__What you are asked to do__.
Keep the images out and set the listing below down word for word.

------------------------------------

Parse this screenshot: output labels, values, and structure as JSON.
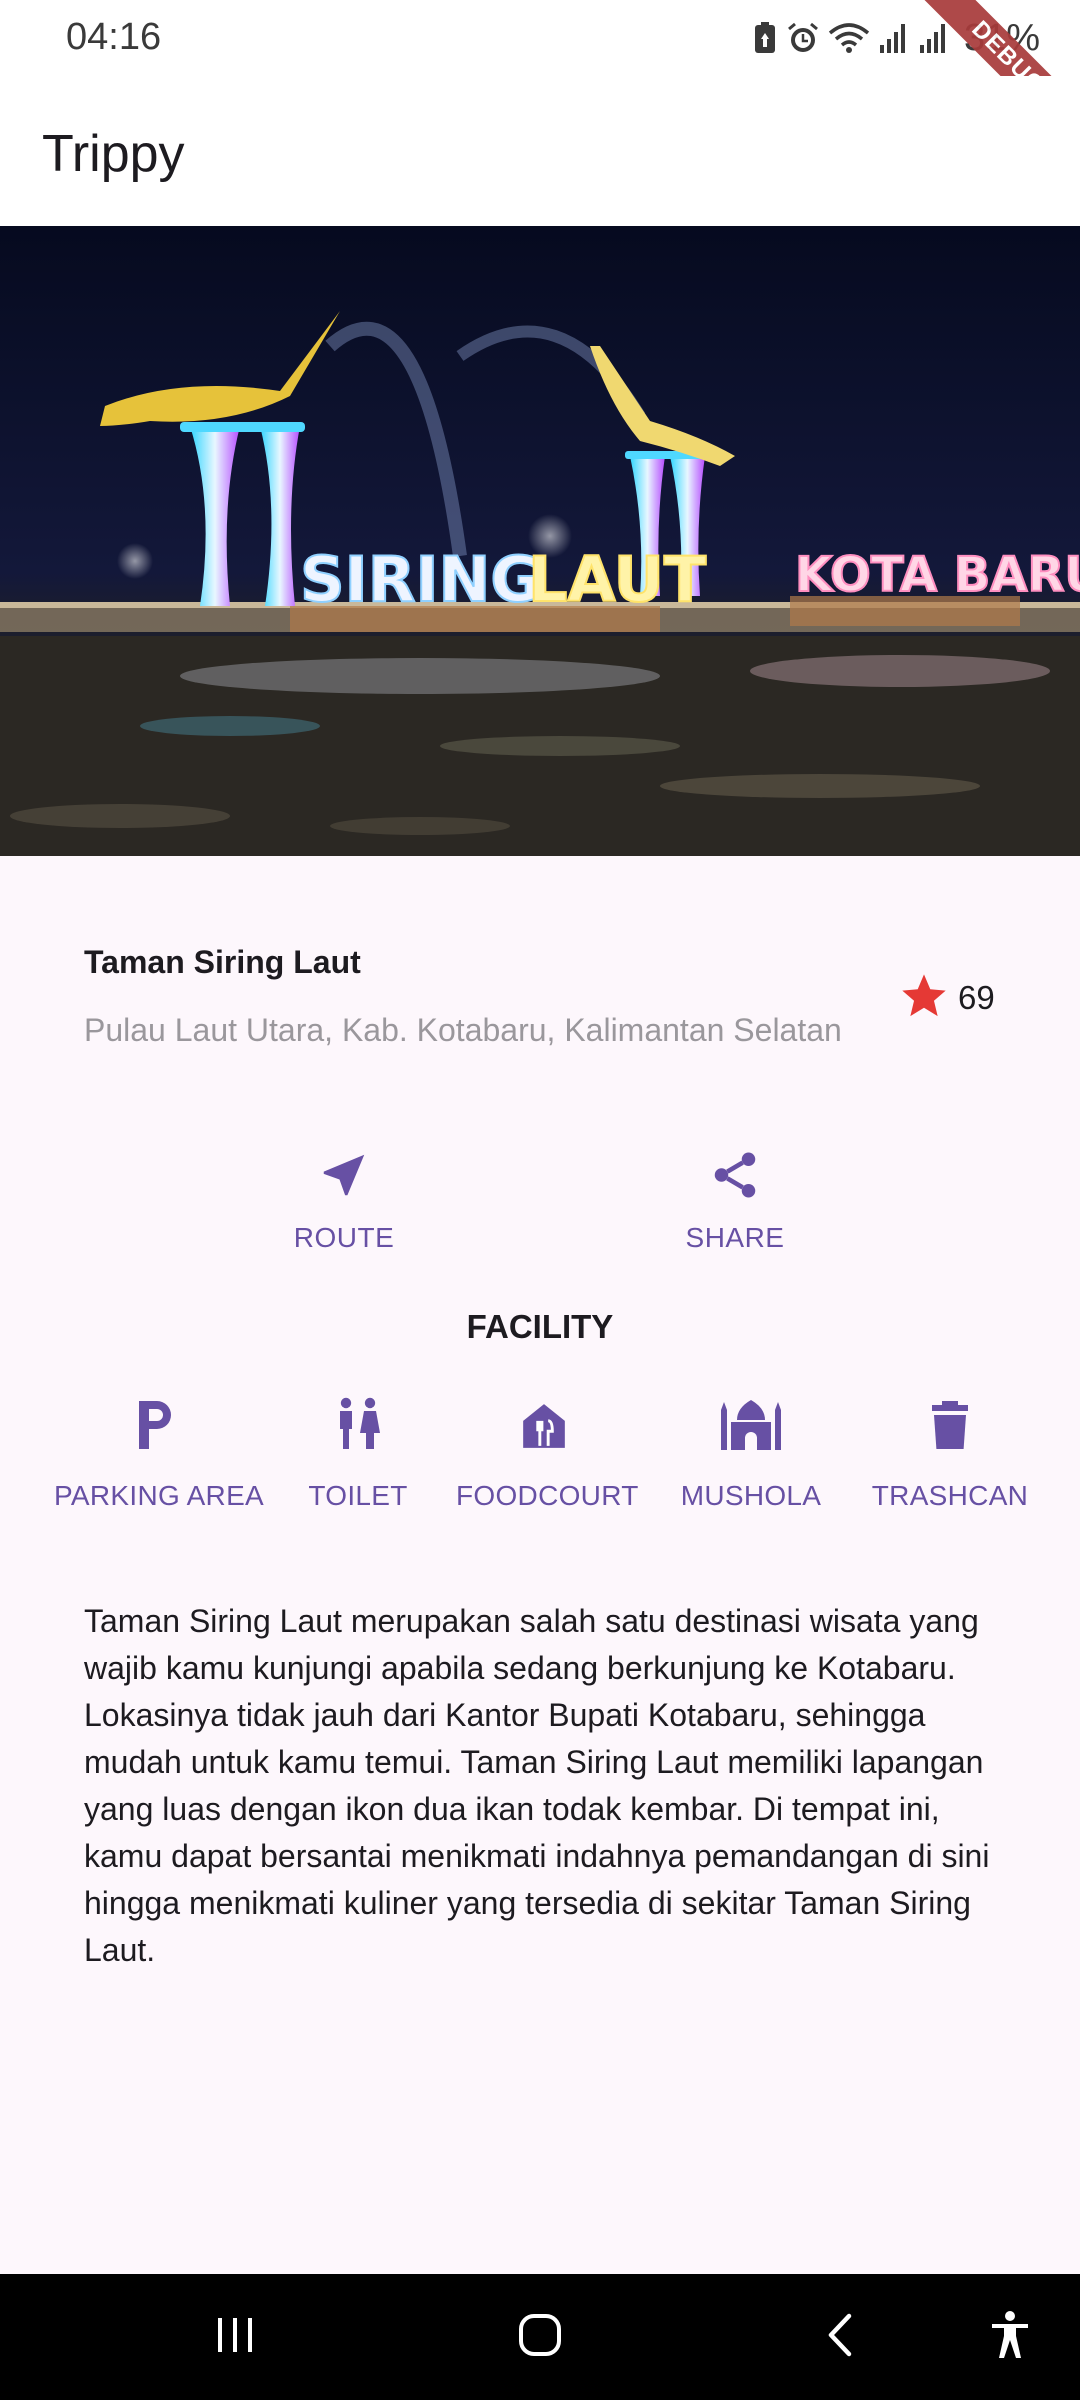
{
  "status_bar": {
    "time": "04:16",
    "battery": "31%",
    "icons": [
      "battery-saver-icon",
      "alarm-icon",
      "wifi-icon",
      "signal-icon",
      "signal-icon"
    ],
    "debug_banner": "DEBUG"
  },
  "app_bar": {
    "title": "Trippy"
  },
  "hero": {
    "icon": "place-photo"
  },
  "place": {
    "name": "Taman Siring Laut",
    "location": "Pulau Laut Utara, Kab. Kotabaru, Kalimantan Selatan",
    "rating": "69",
    "rating_icon": "star-icon"
  },
  "actions": [
    {
      "label": "ROUTE",
      "icon": "navigation-arrow-icon"
    },
    {
      "label": "SHARE",
      "icon": "share-icon"
    }
  ],
  "facility": {
    "title": "FACILITY",
    "items": [
      {
        "label": "PARKING AREA",
        "icon": "parking-icon"
      },
      {
        "label": "TOILET",
        "icon": "toilet-icon"
      },
      {
        "label": "FOODCOURT",
        "icon": "restaurant-icon"
      },
      {
        "label": "MUSHOLA",
        "icon": "mosque-icon"
      },
      {
        "label": "TRASHCAN",
        "icon": "trash-icon"
      }
    ]
  },
  "description": "Taman Siring Laut merupakan salah satu destinasi wisata yang wajib kamu kunjungi apabila sedang berkunjung ke Kotabaru. Lokasinya tidak jauh dari Kantor Bupati Kotabaru, sehingga mudah untuk kamu temui. Taman Siring Laut memiliki lapangan yang luas dengan ikon dua ikan todak kembar. Di tempat ini, kamu dapat bersantai menikmati indahnya pemandangan di sini hingga menikmati kuliner yang tersedia di sekitar Taman Siring Laut.",
  "colors": {
    "accent": "#6750a4",
    "star": "#e53935",
    "background": "#fdf7fc"
  },
  "nav_bar": {
    "icons": [
      "recent-apps-icon",
      "home-icon",
      "back-icon",
      "accessibility-icon"
    ]
  }
}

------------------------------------

__Response to this task__.
Parse this screenshot: output labels, values, and structure as JSON.
{
  "status_bar": {
    "time": "04:16",
    "battery": "31%",
    "icons": [
      "battery-saver-icon",
      "alarm-icon",
      "wifi-icon",
      "signal-icon",
      "signal-icon"
    ],
    "debug_banner": "DEBUG"
  },
  "app_bar": {
    "title": "Trippy"
  },
  "hero": {
    "icon": "place-photo"
  },
  "place": {
    "name": "Taman Siring Laut",
    "location": "Pulau Laut Utara, Kab. Kotabaru, Kalimantan Selatan",
    "rating": "69",
    "rating_icon": "star-icon"
  },
  "actions": [
    {
      "label": "ROUTE",
      "icon": "navigation-arrow-icon"
    },
    {
      "label": "SHARE",
      "icon": "share-icon"
    }
  ],
  "facility": {
    "title": "FACILITY",
    "items": [
      {
        "label": "PARKING AREA",
        "icon": "parking-icon"
      },
      {
        "label": "TOILET",
        "icon": "toilet-icon"
      },
      {
        "label": "FOODCOURT",
        "icon": "restaurant-icon"
      },
      {
        "label": "MUSHOLA",
        "icon": "mosque-icon"
      },
      {
        "label": "TRASHCAN",
        "icon": "trash-icon"
      }
    ]
  },
  "description": "Taman Siring Laut merupakan salah satu destinasi wisata yang wajib kamu kunjungi apabila sedang berkunjung ke Kotabaru. Lokasinya tidak jauh dari Kantor Bupati Kotabaru, sehingga mudah untuk kamu temui. Taman Siring Laut memiliki lapangan yang luas dengan ikon dua ikan todak kembar. Di tempat ini, kamu dapat bersantai menikmati indahnya pemandangan di sini hingga menikmati kuliner yang tersedia di sekitar Taman Siring Laut.",
  "colors": {
    "accent": "#6750a4",
    "star": "#e53935",
    "background": "#fdf7fc"
  },
  "nav_bar": {
    "icons": [
      "recent-apps-icon",
      "home-icon",
      "back-icon",
      "accessibility-icon"
    ]
  }
}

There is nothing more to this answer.